While mountain regions face territorial disparities when set against lowlands, the EU’s post-2020 CohesionPolicy seeks to reduce such between regions by focusing on those that are most vulnerable. Along with regions that are otherwise remote, mountainous areas are mostly seen as in decline, and deprived of opportunities to achieve sustainable development. They face serious demographic issues connected closely with migrationout flows, while they are characterised by low-quality educational services and a paucity of employment opportunities compared with circumstances in the lowlands.
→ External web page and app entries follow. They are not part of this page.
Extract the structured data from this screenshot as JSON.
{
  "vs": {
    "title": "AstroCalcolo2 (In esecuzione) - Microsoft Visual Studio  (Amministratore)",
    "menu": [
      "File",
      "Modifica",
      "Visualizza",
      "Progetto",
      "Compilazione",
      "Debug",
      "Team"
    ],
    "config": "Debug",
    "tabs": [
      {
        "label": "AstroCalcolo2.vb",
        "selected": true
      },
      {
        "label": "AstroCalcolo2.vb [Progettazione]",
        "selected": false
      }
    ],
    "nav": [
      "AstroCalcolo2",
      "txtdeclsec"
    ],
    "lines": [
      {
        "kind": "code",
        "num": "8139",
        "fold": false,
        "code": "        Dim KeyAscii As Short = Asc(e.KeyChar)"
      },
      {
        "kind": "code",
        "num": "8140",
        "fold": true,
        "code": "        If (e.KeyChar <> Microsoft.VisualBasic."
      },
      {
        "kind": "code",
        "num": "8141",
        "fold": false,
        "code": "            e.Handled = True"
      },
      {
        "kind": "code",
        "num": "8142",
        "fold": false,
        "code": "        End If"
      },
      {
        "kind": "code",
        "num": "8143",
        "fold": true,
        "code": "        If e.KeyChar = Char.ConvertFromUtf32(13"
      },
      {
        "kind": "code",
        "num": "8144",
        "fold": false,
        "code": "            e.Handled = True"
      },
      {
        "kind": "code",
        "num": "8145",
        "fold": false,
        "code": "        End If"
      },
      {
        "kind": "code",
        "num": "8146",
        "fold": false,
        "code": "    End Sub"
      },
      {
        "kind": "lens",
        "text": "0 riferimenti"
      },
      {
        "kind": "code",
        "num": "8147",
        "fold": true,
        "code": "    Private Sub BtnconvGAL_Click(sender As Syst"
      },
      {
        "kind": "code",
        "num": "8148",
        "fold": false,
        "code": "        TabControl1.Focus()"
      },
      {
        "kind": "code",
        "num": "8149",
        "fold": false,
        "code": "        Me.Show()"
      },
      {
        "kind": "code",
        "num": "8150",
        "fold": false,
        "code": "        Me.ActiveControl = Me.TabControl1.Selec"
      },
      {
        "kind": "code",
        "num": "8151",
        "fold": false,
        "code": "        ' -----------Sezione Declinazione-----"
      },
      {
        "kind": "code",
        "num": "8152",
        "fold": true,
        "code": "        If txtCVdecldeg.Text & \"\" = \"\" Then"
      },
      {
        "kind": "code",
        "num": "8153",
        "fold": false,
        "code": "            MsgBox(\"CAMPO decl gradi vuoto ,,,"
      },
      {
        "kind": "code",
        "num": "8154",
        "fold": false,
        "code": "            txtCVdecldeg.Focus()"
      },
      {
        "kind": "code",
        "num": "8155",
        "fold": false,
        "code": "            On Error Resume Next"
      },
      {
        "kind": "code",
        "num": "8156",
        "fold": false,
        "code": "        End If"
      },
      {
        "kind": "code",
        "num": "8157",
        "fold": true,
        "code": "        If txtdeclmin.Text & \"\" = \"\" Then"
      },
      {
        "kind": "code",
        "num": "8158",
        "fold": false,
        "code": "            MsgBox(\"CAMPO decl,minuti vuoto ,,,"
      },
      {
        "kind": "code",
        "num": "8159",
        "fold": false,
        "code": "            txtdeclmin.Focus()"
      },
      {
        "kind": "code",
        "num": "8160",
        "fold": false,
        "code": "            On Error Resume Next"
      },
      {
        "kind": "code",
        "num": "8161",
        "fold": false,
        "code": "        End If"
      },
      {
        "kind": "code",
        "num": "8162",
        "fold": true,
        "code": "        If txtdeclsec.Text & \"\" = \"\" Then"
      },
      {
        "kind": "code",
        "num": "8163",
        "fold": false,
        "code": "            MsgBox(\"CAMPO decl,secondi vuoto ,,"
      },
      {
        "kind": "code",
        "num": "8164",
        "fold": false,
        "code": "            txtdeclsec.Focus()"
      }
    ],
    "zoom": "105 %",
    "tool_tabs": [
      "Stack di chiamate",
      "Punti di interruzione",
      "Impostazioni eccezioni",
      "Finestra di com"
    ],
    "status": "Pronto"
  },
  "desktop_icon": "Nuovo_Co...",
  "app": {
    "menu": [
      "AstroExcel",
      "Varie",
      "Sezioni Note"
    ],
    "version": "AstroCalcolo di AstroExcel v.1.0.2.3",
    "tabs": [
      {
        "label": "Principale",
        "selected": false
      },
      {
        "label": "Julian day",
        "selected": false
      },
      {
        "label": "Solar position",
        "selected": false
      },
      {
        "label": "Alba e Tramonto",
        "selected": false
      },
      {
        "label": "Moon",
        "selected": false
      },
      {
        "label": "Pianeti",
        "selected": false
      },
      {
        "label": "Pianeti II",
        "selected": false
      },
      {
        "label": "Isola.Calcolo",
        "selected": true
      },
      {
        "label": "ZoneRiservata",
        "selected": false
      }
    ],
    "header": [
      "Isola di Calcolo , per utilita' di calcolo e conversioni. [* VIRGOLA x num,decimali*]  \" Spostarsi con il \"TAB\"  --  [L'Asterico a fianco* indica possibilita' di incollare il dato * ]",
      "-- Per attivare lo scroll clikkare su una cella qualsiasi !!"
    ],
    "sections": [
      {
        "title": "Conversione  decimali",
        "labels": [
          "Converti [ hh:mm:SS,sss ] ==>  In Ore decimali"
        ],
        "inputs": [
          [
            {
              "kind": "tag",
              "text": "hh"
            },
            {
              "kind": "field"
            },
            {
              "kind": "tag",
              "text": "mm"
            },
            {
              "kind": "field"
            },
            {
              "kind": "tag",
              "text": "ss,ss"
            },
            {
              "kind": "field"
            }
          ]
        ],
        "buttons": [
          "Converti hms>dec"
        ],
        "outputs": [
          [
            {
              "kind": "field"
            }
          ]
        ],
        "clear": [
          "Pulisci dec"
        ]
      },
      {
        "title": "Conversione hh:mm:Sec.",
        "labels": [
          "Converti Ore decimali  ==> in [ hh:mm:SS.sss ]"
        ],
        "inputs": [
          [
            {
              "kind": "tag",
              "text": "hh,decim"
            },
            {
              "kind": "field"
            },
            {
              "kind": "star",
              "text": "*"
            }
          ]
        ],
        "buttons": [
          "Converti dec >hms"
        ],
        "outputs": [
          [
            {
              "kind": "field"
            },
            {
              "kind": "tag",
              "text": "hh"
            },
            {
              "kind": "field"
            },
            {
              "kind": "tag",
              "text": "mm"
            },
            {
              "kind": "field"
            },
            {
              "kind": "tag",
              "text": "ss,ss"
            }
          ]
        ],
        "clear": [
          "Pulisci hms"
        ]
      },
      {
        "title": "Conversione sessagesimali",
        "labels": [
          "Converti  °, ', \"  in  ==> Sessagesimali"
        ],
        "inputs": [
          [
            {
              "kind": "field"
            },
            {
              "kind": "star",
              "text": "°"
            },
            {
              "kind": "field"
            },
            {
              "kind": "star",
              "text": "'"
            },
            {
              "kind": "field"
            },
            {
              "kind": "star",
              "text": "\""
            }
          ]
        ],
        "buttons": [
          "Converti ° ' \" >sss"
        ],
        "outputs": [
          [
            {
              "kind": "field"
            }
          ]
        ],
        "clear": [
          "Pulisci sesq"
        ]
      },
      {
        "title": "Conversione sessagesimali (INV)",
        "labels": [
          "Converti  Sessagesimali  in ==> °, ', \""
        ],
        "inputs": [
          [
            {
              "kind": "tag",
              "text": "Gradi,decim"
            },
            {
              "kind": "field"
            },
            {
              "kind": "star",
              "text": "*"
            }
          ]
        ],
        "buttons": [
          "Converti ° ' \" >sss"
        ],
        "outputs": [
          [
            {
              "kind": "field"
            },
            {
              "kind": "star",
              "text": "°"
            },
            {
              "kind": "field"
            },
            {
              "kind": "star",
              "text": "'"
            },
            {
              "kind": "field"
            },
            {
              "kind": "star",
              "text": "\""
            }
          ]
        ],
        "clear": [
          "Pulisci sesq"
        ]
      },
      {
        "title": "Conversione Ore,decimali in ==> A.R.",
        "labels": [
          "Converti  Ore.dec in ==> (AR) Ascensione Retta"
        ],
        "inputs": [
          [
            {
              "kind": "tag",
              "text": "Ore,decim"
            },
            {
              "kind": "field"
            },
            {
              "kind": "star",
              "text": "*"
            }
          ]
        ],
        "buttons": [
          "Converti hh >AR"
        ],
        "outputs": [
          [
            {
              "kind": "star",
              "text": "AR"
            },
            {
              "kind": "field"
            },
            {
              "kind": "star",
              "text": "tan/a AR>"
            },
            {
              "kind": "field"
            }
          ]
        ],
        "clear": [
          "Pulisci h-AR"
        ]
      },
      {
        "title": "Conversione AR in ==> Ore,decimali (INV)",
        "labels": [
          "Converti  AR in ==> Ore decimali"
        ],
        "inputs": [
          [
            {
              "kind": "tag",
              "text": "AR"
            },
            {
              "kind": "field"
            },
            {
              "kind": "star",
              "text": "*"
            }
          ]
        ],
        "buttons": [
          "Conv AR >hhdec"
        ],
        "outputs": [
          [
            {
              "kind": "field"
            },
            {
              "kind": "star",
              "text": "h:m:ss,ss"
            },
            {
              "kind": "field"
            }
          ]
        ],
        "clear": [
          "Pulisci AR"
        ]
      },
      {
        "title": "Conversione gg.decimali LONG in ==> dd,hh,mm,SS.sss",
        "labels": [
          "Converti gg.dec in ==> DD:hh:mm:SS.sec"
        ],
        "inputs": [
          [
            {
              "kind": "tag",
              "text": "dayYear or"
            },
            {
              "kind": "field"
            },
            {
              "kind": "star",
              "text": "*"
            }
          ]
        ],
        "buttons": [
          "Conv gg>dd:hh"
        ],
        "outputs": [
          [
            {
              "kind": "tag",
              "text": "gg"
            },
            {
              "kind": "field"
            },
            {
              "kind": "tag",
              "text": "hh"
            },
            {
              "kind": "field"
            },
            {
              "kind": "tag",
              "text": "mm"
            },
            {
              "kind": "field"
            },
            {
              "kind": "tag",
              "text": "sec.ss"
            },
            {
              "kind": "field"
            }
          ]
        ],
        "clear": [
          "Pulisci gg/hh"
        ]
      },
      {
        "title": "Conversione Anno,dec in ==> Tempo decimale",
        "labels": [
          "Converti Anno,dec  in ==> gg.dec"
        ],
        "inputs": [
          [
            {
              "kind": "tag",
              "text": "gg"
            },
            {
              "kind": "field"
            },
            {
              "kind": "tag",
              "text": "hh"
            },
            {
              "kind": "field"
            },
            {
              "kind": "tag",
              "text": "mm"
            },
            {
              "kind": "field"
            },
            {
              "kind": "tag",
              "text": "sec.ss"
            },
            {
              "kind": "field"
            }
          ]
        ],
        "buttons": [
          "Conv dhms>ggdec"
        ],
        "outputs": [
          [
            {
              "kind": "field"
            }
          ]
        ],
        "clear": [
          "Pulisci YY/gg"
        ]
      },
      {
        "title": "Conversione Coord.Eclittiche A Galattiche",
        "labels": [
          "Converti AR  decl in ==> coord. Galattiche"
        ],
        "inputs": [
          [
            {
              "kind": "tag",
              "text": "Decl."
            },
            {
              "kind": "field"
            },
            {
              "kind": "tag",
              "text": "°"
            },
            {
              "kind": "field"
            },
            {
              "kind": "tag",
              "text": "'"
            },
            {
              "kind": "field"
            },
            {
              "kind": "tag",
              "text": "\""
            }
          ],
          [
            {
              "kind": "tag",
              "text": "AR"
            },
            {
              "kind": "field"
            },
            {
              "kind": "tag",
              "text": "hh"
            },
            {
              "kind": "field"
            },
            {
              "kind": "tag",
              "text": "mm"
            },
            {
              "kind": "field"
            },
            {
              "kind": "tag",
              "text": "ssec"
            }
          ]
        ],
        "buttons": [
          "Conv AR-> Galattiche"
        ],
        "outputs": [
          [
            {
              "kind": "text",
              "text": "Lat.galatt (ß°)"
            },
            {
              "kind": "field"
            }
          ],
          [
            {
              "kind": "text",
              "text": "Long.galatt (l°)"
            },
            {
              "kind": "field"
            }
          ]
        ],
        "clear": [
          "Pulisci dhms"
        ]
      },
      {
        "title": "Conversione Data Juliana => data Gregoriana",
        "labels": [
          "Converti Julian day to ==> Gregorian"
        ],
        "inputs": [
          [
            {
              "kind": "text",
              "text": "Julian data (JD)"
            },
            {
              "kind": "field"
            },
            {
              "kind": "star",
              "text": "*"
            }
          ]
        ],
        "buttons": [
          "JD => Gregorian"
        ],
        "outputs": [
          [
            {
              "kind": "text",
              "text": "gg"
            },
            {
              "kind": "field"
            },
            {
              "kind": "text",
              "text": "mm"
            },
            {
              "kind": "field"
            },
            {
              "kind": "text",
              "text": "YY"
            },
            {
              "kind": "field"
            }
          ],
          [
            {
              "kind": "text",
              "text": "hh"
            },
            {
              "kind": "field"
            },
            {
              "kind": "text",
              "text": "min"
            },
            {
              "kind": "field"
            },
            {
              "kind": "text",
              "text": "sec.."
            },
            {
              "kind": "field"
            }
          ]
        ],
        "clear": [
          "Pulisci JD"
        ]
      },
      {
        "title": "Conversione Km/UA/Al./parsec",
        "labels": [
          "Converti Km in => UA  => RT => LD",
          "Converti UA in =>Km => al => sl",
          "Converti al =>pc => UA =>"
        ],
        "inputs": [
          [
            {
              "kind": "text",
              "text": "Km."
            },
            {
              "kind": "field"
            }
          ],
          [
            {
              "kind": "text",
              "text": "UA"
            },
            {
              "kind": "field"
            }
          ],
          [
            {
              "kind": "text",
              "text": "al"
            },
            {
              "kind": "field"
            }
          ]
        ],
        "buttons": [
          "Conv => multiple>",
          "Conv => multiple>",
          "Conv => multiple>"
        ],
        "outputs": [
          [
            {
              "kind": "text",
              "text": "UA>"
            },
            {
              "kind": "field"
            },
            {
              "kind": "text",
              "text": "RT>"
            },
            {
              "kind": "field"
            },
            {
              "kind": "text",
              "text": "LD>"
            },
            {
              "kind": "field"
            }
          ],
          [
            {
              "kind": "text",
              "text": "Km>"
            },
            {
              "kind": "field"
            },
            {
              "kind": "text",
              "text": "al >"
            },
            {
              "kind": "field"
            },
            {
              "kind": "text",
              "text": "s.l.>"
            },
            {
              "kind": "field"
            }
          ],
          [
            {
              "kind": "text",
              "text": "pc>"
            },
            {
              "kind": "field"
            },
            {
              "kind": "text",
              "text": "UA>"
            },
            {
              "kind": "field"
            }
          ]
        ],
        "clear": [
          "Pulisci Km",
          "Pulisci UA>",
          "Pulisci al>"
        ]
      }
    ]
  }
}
It against this background that the work detailed here was carried out to investigate inequalities between mountain and lowland areas of Greece. Specifically,the focus is on disparities in levels of education and unemployment, as well as population shifts. While the temporal frame comprises the period 2001-2011, the locality is the mountainous Municipal Unit of Ioannina,in the Region of Epirus. The findings reveal high level of inequality in all sectors of vital importance to one of the EU’s poorest regions, while the further aim of the paper is to reveal the main drivers underpinningdisparities in the context of post-2020 policy.
Stella Giannakopoulou [email@example.com], School of Rural and Surveying Engineering Aristotle University of Thessaloniki University Campus, 54124 Thessaloniki: Greece
Polychronis Kolokoussis [firstname.lastname@example.org], Remote Sensing Laboratory, School of Rural & Surveying Engineering National Technical University of Athens NTUA, Heroon Polytechniou 9, 15780, Zografou: Greece
Apostolos Arvanitis, School of Rural and Surveying Engineering Aristotle University of Thessaloniki University Campus, 54124 Thessaloniki: Greece